§ **TASK GOAL**: Look through the entries. Copy each line that has the word "label".
===== DATA EXCERPTS =====
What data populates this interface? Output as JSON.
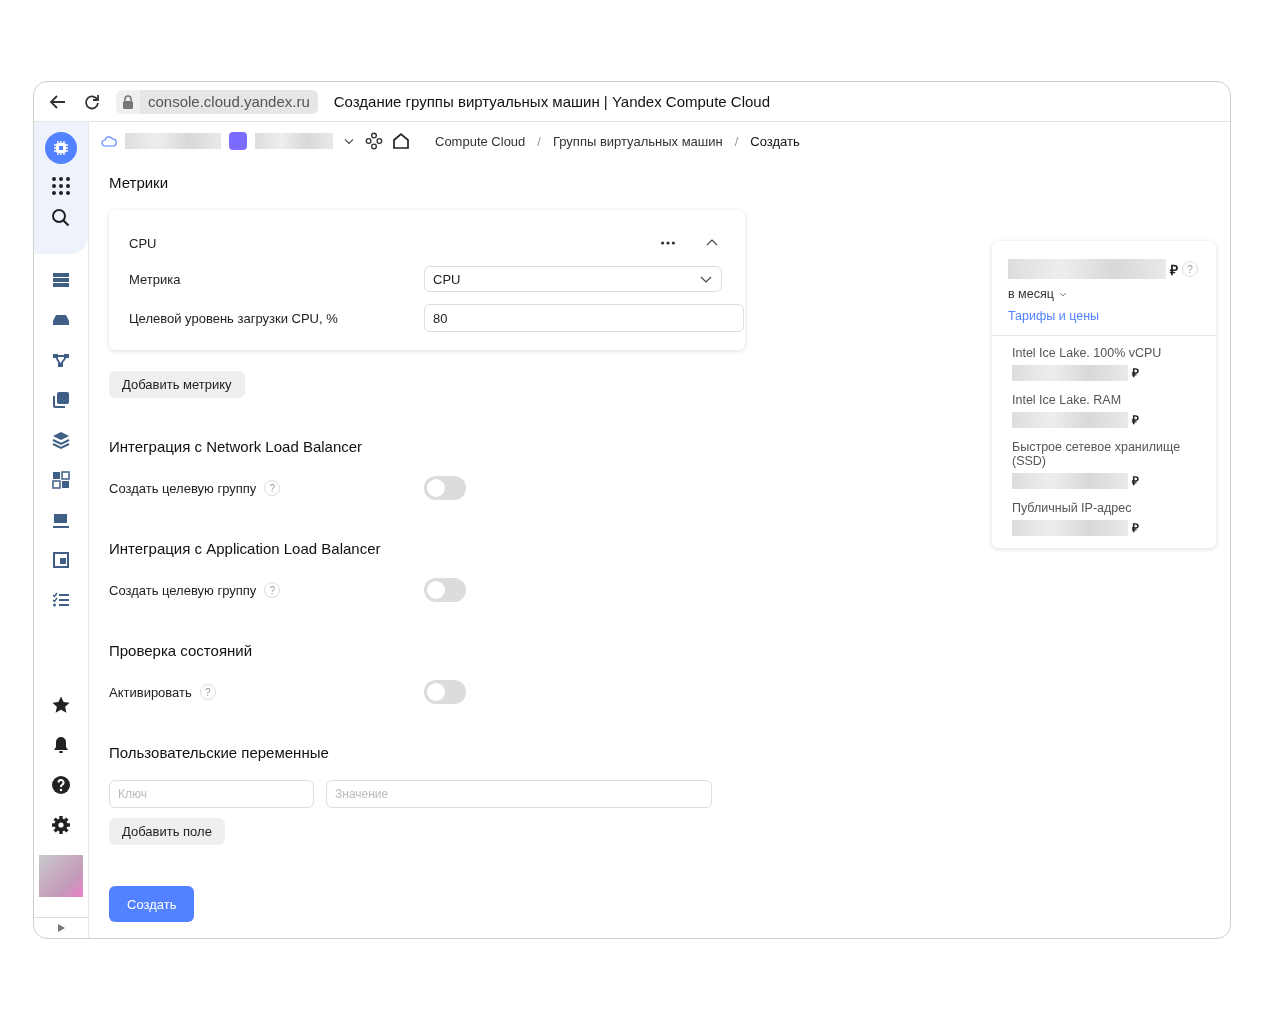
{
  "browser": {
    "url": "console.cloud.yandex.ru",
    "title": "Создание группы виртуальных машин | Yandex Compute Cloud"
  },
  "breadcrumbs": [
    {
      "label": "Compute Cloud"
    },
    {
      "separator": "/",
      "label": "Группы виртуальных машин"
    },
    {
      "separator": "/",
      "label": "Создать"
    }
  ],
  "metrics": {
    "title": "Метрики",
    "card": {
      "title": "CPU",
      "expanded": true,
      "fields": [
        {
          "kind": "select",
          "label": "Метрика",
          "value": "CPU"
        },
        {
          "kind": "input",
          "label": "Целевой уровень загрузки CPU, %",
          "value": "80"
        }
      ]
    },
    "add_button": "Добавить метрику"
  },
  "toggle_sections": [
    {
      "title": "Интеграция с Network Load Balancer",
      "label": "Создать целевую группу",
      "help": "?",
      "on": false
    },
    {
      "title": "Интеграция с Application Load Balancer",
      "label": "Создать целевую группу",
      "help": "?",
      "on": false
    },
    {
      "title": "Проверка состояний",
      "label": "Активировать",
      "help": "?",
      "on": false
    }
  ],
  "variables": {
    "title": "Пользовательские переменные",
    "key_field": {
      "placeholder": "Ключ"
    },
    "value_field": {
      "placeholder": "Значение"
    },
    "add_button": "Добавить поле"
  },
  "submit": "Создать",
  "price": {
    "currency": "₽",
    "help": "?",
    "period": "в месяц",
    "link": "Тарифы и цены",
    "items": [
      {
        "name": "Intel Ice Lake. 100% vCPU",
        "currency": "₽"
      },
      {
        "name": "Intel Ice Lake. RAM",
        "currency": "₽"
      },
      {
        "name": "Быстрое сетевое хранилище (SSD)",
        "currency": "₽"
      },
      {
        "name": "Публичный IP-адрес",
        "currency": "₽"
      }
    ]
  }
}
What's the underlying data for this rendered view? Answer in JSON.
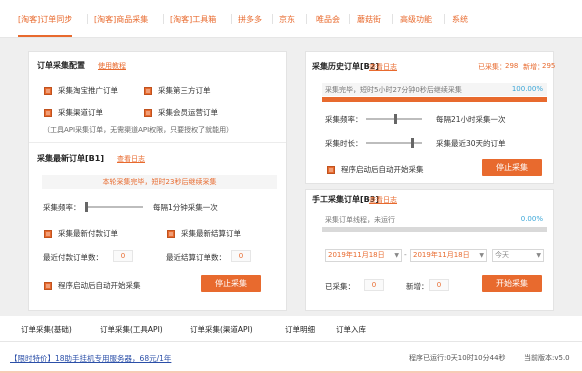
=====
§ **RESPONSE TO THIS TASK**:
      "label": "Compute Cloud"
      "label": "Группы виртуальных машин"
      "label": "Создать"
          "label": "Метрика",
          "label": "Целевой уровень загрузки CPU, %",
      "label": "Создать целевую группу",
      "label": "Создать целевую группу",
      "label": "Активировать",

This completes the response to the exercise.